In this week’s column, I would like to discuss a topic that has concerned me for several years and has resurfaced in the news yet again; are the Olympic Games for amateur or professional athletes? For years, more and more sports in the Games have included professional athletes, while the Olympic Committees continue to claim it is a wonderful gathering of amateur athletes from around the world. Recent events involving one of the greatest men’s figure skaters, Evgeni Plushenko, has The Voice of Sport all fired up!

While I never thought I would be writing a column that involved men’s figure skating, the decision by the International Skating Union (ISU), which is the governing body for the sport, to disqualify Plushenko from all future ISU events, which includes the 2014 Games in Sochi, Russia is beyond ridiculous. His crime? Participating in exhibition events without the permission of the ISU or Russian Skating Federation - how dare he! The rule is in place to prevent the top figure skaters from claiming an injury to skip the World Championship and then taking part in paid events shortly afterwards, but if nothing else, Plushenko’s actions only increased the popularity of his sport. He had the opportunity to appeal the ban, but missed the deadline.

In an era when multi-millionaires are competing for Olympic gold in the Summer and Winter Games, why does the ISU continue to rule their sport in such a heavy-handed manner? There is a double standard applied to Olympic events and the International Olympic Committee must address this issue. When Canadian skater, Joannie Rochette, wished to honour her mother after the Vancouver Games, the ISU threatened her with the same punishment because the event was an “unsanctioned” one. If not for a last minute change of heart by the ISU, Rochette would have to choose - honour her mother or continue her Olympic and World Championship dreams. It is a decision that placed an extra burden on the skater, viewed by the world as a true role model after her heart-warming bronze medal performance in Vancouver.

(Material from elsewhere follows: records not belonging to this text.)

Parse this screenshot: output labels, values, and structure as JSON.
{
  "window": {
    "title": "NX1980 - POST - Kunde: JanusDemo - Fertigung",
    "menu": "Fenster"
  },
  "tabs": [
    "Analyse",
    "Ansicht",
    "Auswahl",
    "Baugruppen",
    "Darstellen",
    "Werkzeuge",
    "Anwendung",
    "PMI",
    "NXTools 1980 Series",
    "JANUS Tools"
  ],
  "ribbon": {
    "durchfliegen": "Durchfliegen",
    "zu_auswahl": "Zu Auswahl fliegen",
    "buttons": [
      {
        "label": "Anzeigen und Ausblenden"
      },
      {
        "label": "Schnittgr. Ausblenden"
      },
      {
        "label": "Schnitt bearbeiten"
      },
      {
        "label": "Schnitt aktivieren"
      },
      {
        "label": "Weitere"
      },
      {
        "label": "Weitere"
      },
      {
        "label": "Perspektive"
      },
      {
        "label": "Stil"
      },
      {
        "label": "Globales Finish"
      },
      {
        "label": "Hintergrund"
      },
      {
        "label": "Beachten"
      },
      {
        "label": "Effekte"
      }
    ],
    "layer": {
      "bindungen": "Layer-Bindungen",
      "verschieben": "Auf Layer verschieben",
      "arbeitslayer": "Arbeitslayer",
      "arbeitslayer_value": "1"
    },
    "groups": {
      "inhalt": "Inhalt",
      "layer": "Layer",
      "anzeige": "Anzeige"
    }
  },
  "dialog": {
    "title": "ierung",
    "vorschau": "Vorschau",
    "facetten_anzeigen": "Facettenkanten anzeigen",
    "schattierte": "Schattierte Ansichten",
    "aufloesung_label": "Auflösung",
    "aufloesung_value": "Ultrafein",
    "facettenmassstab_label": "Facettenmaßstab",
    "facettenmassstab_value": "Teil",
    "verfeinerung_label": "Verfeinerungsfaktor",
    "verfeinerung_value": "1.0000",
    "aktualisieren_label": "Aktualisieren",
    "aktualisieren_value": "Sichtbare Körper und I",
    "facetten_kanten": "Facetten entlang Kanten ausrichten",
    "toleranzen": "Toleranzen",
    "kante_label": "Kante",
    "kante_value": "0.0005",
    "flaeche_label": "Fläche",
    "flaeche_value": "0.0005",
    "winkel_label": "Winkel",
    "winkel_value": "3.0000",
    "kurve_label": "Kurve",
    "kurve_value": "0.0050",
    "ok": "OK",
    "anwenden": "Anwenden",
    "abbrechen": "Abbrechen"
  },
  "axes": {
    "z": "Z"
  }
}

Television ratings for the 2010 Games in Vancouver were through the roof in large part due to the inclusion of NHL players in the hockey tournament. Since the American “Dream Team” competed in the Summer Games’ basketball tournament in 1992 and the IOC cashed in on their presence, athletes from North America’s professional leagues have slowly made their way into numerous events. When Major League Baseball refused to suspend their season and send MLB players like Alex Rodriguez (a player that makes $30 million per year by the way), to the Summer Games, the IOC dropped the sport from competition. Now the IOC has rolled out the red carpet for professional golfers in 2016 - Tiger Woods, Phil Mickelson, and the entire PGA field will have the opportunity to take their private jets to the Olympics and compete for a gold medal. However, if you are a figure skater and wish to spend the off-season skating with the Ice Capades and Cookie Monster and Big Bird, well then you just became a “professional” athlete and you are no longer welcome at the World Championship or Olympics.

My interest and respect for the merchandise machine known as the Olympics continues to dwindle. In my view, what was once a strong river of national pride is becoming a muddy, stagnant, outdated pond of greed. Here’s hoping the ISU and the IOC get their act together and include Plushenko in the 2014 Games. An injustice in the world of figure skating has The Voice all fired up - Trust me folks, I am as surprised as you are... Have a great sports day everyone.